Eventually, our hero defeats his enemies with these magic powers (along with his flying monkeys like Peter Quinn and Joe Lee). He demonstrates his worth with the sheer volume of his examples and his sales and ‘proves’ that Irish America did not lose its language. No, rather the Irish language BECAME American English. So hurrah, the language and culture were not lost, merely misplaced until they were rediscovered by one plucky little motor-mouth from the Big Apple. Admittedly, it’s a great story, even if it is the purest of horseshit.

I was thinking of this recently when I received another comment from Cassidy’s sister, Susan Cassidy Connors, an old friend of Cassidyslangscam. Among several interesting points she raised was that she had never quite believed Cassidy’s story about how How The Irish Invented Slang came to be written.

As his sister says, everything Cassidy claimed is suspect. He was a liar and dishonesty was his default position. However, there are more substantial reasons to doubt Cassidy’s story about the origins of How The Irish Invented Slang.

For one thing, there are two versions of the story. In one of them, Cassidy was bequeathed a box of books by someone called Kevin O’Dowd in 2000. “He left me a box of Irish books in his will. One of the books was a pocket Irish dictionary, a focloir poca. I was in Ireland making a film at the time and thought ‘I’m too old to learn Irish, it’s too hard.’ But I told my wife, Clare, ‘I can’t throw that away. It was a sacred gift from Kevin.’”

Here’s the other version. In the book, it says that Cassidy was about to bin the book when his wife said “You can’t throw that book out, Danny. It’s a gift from Kevin. Why don’t you put it on your nightstand and look up a word a night?”

OK, memory is fickle but which of these two versions is correct? (If either of them is!)

Another bit I’m a little suspicious of is that according to the first account, Cassidy was in Ireland making a film in the year 2000. What film was this? Did it ever get finished? We know he produced a couple of documentaries in the mid 1990s. But what was this film in 2000?

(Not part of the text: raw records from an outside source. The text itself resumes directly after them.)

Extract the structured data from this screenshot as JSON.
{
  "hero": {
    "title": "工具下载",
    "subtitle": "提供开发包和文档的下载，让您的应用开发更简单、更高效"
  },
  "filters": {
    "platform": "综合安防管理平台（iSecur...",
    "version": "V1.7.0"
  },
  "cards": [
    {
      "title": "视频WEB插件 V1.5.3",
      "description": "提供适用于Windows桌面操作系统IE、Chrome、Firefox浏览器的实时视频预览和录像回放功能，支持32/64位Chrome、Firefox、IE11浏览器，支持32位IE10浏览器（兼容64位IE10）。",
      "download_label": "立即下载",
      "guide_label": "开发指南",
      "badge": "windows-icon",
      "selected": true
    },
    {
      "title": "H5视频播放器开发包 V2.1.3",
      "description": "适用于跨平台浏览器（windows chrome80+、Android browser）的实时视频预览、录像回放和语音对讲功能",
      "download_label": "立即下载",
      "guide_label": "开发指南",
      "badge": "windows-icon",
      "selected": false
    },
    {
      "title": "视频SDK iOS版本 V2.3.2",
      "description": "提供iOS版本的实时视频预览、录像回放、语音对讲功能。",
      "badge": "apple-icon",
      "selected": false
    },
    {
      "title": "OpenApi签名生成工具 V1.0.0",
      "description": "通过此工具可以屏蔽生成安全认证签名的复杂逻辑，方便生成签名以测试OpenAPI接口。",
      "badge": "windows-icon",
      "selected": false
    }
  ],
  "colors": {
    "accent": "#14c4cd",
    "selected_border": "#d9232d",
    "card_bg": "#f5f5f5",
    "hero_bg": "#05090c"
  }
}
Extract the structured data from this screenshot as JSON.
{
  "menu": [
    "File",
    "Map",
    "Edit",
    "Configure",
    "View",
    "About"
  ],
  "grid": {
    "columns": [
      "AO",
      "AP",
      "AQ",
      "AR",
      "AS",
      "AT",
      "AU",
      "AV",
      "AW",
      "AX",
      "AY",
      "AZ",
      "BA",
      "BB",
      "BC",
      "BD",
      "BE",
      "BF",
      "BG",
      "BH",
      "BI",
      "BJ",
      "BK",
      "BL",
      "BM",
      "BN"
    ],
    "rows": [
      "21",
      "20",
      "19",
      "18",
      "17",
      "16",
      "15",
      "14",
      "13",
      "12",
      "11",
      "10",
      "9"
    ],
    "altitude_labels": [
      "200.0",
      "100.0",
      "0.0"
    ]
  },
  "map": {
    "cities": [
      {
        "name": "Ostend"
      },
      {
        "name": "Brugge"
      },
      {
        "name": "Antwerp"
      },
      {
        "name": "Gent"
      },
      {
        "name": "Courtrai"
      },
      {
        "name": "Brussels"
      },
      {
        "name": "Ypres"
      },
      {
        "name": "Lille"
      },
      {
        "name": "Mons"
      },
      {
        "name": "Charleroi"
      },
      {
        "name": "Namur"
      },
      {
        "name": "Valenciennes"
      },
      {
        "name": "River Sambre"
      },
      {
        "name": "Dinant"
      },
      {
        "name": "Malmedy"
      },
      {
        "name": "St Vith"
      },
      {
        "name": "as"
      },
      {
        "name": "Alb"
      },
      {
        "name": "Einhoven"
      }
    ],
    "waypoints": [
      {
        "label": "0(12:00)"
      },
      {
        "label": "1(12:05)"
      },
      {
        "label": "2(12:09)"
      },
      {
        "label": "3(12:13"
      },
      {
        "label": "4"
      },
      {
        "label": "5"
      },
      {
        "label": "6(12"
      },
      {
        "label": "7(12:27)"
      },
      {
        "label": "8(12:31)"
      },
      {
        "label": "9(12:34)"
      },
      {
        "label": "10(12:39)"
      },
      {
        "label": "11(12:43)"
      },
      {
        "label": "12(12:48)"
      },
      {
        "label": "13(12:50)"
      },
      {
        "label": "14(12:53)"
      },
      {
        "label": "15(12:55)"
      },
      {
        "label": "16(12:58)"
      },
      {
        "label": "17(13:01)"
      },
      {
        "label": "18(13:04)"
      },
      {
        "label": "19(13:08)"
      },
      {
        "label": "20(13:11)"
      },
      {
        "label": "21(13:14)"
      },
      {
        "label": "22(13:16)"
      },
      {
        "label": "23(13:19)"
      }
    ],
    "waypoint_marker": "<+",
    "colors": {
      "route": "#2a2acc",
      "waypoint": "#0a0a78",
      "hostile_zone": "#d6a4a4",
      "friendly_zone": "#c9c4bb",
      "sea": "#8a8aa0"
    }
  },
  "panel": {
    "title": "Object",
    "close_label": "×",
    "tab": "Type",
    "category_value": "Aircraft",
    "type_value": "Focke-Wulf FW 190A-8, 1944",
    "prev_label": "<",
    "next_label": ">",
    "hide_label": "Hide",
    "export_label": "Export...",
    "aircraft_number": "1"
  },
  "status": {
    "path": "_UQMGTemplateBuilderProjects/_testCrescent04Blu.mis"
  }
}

Then there are the numerous examples he gives in various sources of the words which started to make him think that Irish had had such a major effect on English. Some of them are believable enough. You might well think that slug comes from Irish slogadh, to swallow. And I personally think it’s possible that snazzy comes from Irish snas meaning polish. Also, these are both basic words and would be in a learner’s dictionary. However, though I don’t have a copy of the Foclóir Póca that Cassidy had, I’m quite sure there is no word camag meaning a trick in it (camag is Scottish Gaelic, not Irish). I would also doubt that rare words like dorc and duirb are in a pocket dictionary. Perhaps if anyone does have a copy of the Foclóir Póca, they could check it and let us know. It seems to me that Cassidy is talking about words he found later, when he started looking at larger dictionaries. These are not the words he initially noticed in his pocket dictionary.

In short, it seems to me that Susan Cassidy Connors is right. This little story about the origins of Cassidy’s theory is not an accurate description of what really happened. Like everything Cassidy wrote and said, it has been doctored and manipulated carefully to produce the desired effect – parting suckers from their money.